#### [ACTIVITY]
What is wanted is the full listing, word for word, without its pictures.
:::
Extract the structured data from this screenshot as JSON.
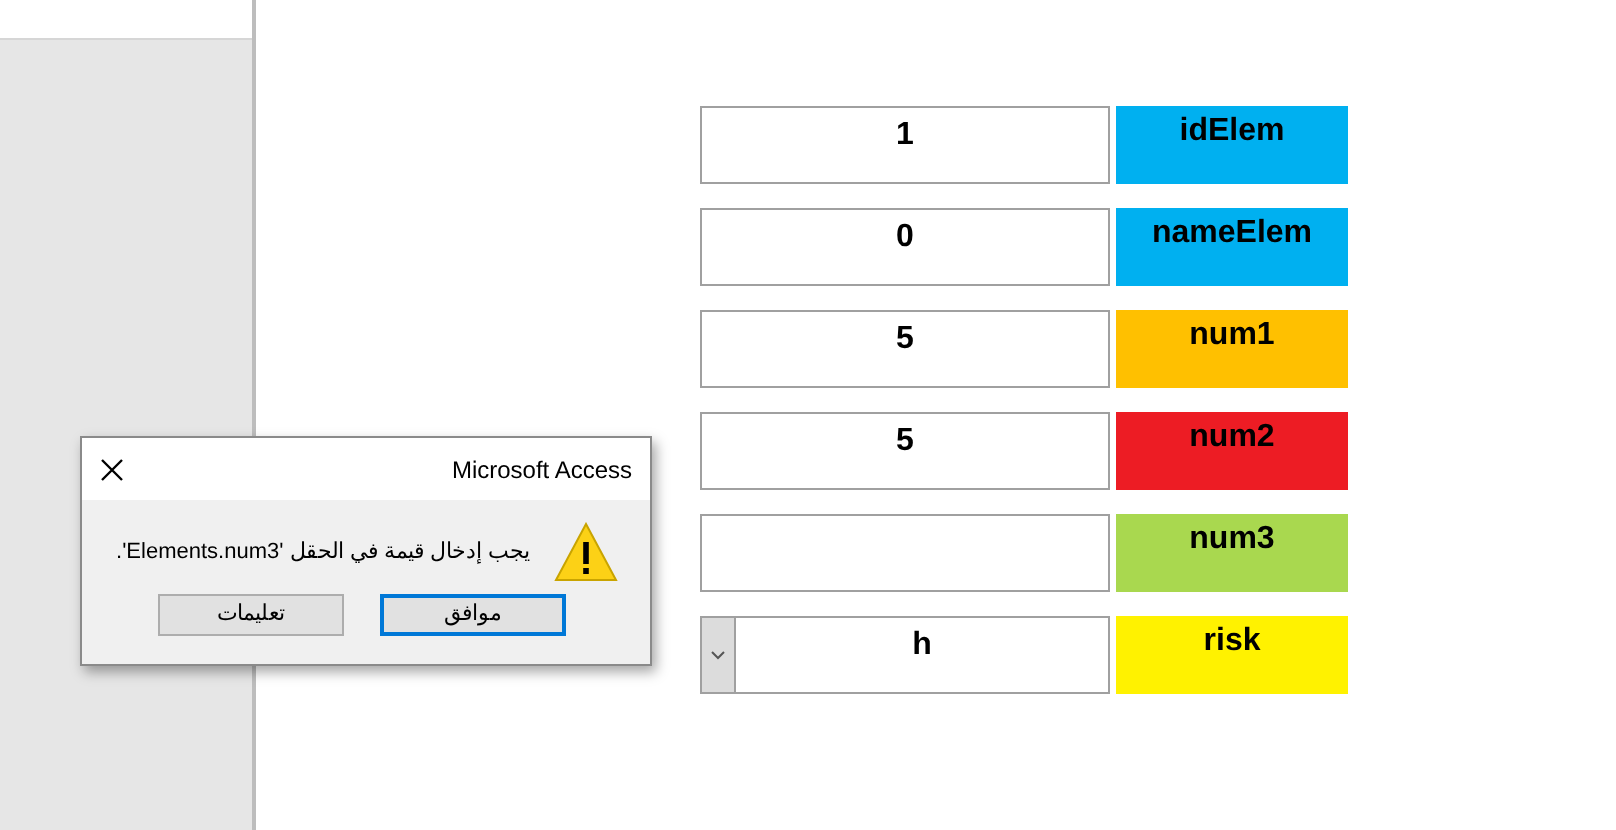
{
  "form": {
    "fields": [
      {
        "kind": "text",
        "value": "1",
        "label": "idElem",
        "color": "#00b0f0"
      },
      {
        "kind": "text",
        "value": "0",
        "label": "nameElem",
        "color": "#00b0f0"
      },
      {
        "kind": "text",
        "value": "5",
        "label": "num1",
        "color": "#ffc000"
      },
      {
        "kind": "text",
        "value": "5",
        "label": "num2",
        "color": "#ed1c24"
      },
      {
        "kind": "text",
        "label": "num3",
        "color": "#a9d84f"
      },
      {
        "kind": "combo",
        "value": "h",
        "label": "risk",
        "color": "#fff200"
      }
    ]
  },
  "dialog": {
    "title": "Microsoft Access",
    "message": "يجب إدخال قيمة في الحقل 'Elements.num3'.",
    "buttons": [
      {
        "label": "موافق",
        "selected": true
      },
      {
        "label": "تعليمات",
        "selected": false
      }
    ]
  }
}
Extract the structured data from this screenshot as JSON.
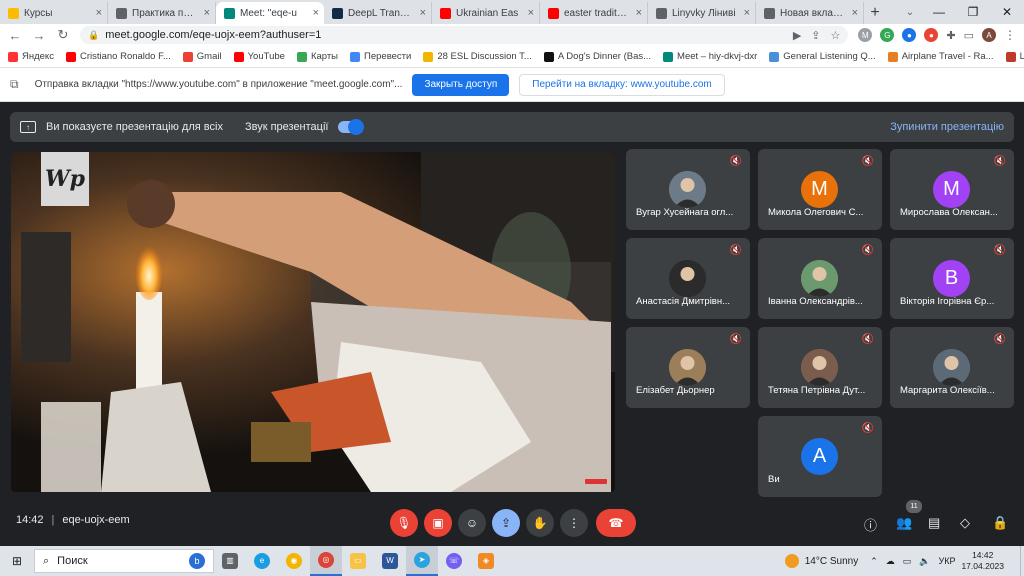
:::
#### [WRITTEN RESPONSE]
Extract the structured data from this screenshot as JSON.
{
  "form": {
    "fields": [
      {
        "kind": "text",
        "value": "1",
        "label": "idElem",
        "color": "#00b0f0"
      },
      {
        "kind": "text",
        "value": "0",
        "label": "nameElem",
        "color": "#00b0f0"
      },
      {
        "kind": "text",
        "value": "5",
        "label": "num1",
        "color": "#ffc000"
      },
      {
        "kind": "text",
        "value": "5",
        "label": "num2",
        "color": "#ed1c24"
      },
      {
        "kind": "text",
        "label": "num3",
        "color": "#a9d84f"
      },
      {
        "kind": "combo",
        "value": "h",
        "label": "risk",
        "color": "#fff200"
      }
    ]
  },
  "dialog": {
    "title": "Microsoft Access",
    "message": "يجب إدخال قيمة في الحقل 'Elements.num3'.",
    "buttons": [
      {
        "label": "موافق",
        "selected": true
      },
      {
        "label": "تعليمات",
        "selected": false
      }
    ]
  }
}
Extract the structured data from this screenshot as JSON.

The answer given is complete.